Da Vinci is creating the foundation to solve large scale industry problems.
The HL7 Da Vinci Project, through its efforts that include Connectathons, “continues to focus on solving real-world data exchange challenges between payers and providers,” said Vanessa Candelora, Da Vinci’s project manager and senior consultant with Point-of-Care Partners, at the Jan. 26 Da Vinci Community Roundtable. “Da Vinci is creating the foundation to solve large scale industry problems, including, risk and quality data sharing and workflow; unlocking data or freeing data needed for patient costs; and reducing provider burden.”

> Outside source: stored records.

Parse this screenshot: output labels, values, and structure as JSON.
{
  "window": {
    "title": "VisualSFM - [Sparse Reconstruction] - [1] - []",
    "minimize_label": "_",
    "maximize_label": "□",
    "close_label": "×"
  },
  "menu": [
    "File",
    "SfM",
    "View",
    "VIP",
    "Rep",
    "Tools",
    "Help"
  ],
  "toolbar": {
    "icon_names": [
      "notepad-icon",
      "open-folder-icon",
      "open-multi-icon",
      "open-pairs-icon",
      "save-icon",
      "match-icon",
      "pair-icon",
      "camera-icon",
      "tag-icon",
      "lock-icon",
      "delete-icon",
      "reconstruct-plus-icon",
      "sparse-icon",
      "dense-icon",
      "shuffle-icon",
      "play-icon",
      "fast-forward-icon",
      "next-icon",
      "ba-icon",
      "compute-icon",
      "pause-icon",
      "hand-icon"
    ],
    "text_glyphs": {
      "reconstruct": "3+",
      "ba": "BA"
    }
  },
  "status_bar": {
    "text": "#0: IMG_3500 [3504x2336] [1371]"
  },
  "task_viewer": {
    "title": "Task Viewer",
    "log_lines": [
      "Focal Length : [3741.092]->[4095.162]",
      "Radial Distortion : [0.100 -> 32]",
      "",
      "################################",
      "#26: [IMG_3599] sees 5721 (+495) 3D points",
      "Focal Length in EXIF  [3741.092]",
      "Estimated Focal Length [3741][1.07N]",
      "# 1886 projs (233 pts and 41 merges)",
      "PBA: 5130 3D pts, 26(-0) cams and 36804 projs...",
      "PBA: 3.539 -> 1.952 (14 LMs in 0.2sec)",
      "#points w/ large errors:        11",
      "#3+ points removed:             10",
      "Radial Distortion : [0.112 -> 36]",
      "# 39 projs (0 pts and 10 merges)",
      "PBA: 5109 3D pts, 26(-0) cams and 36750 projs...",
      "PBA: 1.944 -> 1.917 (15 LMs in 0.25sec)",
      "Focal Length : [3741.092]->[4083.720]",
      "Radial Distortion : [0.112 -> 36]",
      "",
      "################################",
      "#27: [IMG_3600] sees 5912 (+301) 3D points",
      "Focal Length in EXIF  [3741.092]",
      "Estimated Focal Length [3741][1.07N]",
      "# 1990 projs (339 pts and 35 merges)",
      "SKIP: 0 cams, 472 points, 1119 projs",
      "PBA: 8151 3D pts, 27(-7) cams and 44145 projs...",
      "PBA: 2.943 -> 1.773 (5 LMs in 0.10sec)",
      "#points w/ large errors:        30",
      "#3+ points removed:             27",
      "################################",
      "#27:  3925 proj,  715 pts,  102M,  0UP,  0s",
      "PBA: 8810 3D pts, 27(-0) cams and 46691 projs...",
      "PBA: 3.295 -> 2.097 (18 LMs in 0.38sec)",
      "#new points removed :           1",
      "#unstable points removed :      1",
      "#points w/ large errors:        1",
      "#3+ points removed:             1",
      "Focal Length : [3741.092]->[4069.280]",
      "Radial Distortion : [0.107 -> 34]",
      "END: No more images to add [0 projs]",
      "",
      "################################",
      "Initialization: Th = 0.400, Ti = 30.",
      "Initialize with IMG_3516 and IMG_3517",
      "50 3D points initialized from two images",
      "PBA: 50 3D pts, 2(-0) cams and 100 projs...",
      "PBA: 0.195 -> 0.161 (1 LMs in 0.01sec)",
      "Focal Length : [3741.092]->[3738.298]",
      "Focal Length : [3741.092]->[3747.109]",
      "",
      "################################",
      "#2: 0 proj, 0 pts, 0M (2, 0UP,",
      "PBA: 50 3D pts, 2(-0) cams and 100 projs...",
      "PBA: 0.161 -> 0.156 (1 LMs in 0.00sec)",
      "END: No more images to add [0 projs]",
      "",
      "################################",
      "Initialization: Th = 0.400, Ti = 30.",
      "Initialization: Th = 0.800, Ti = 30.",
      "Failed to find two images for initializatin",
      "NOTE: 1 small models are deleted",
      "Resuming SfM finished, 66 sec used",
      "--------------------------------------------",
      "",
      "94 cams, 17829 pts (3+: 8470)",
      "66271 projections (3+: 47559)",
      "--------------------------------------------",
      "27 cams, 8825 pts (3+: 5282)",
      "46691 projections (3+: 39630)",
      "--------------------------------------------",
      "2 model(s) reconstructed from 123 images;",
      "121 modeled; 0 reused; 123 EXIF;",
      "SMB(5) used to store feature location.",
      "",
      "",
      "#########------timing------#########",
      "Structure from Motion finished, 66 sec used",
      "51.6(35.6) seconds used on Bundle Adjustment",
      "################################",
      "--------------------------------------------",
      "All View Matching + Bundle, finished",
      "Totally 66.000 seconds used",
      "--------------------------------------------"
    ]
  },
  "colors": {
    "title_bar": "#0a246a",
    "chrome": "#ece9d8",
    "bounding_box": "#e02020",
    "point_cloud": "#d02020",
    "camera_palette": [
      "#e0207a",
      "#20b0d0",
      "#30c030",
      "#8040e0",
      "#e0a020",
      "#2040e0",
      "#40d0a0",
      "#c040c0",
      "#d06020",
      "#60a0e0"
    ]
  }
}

Candelora called HL7 Connectathons, “a fundamentally human-powered endeavor,” praising Da Vinci as “a really great community,” with a multi-stakeholder membership that includes providers, payers, vendors, industry partners and EHRs. “We continue to grow and learn from each other in this party of the willing.”
Candelora added that founders of Da Vinci are pleased with the amount of work the group has accomplished in such a short time. “They really couldn't have envisioned the impact and the progress that this project has made,” she said.
In July 2021, the Centers for Medicare & Medicaid Services (CMS) hosted its second HL7® FHIR® Connectathon, welcoming over 800 participants from Federal agencies, payer organizations, and the health IT industry to a three-day event with more than 70 presentations focusing on education, implementation guide testing, and community-building around Fast Healthcare Interoperability Resources (FHIR)-based application programming interfaces (APIs).
Just over one month ago, I leaped into HL7 FHIR through involvement of the Da Vinci Project. Having worked in the healthcare technology industry for more than 10 years aligned with implementers of payer-provider workflows, data reporting and analytics, it was compelling to see how the proverbial “sausage is made” in the standards world. I made my debut by attending the HL7 FHIR Patient Access API Implementation event in August and I have since attended the September HL7 Connectathon.
Here are three key takeaways from my first month in the FHIR community.
The Room Where it Happens: Developing a Standard Doesn’t Transpire Behind Closed Doors By the Elite.
As an implementer reading a standards’ implementation guide (IG), it’s inevitable to reach a point of confusion where you say to yourself, “Clearly the writer of this didn’t consider my business need.” HL7 has a robust process that prioritizes adoption and reaching consensus among the public community before stamping approval on a standard. The continuous improvement method includes one or more balloting cycles (where the public community essentially critiques the IG and provides detailed feedback) as well as multiple connectathons (at which IGs are tested against by the community), providing ample opportunity for feedback from the community to evolve the IG. The HL7 Da Vinci Project, as well as other FHIR accelerators, have reference implementation prototypes, documented examples, sample test scripts and weekly calls open to the public, encouraging participation throughout the development lifecycle.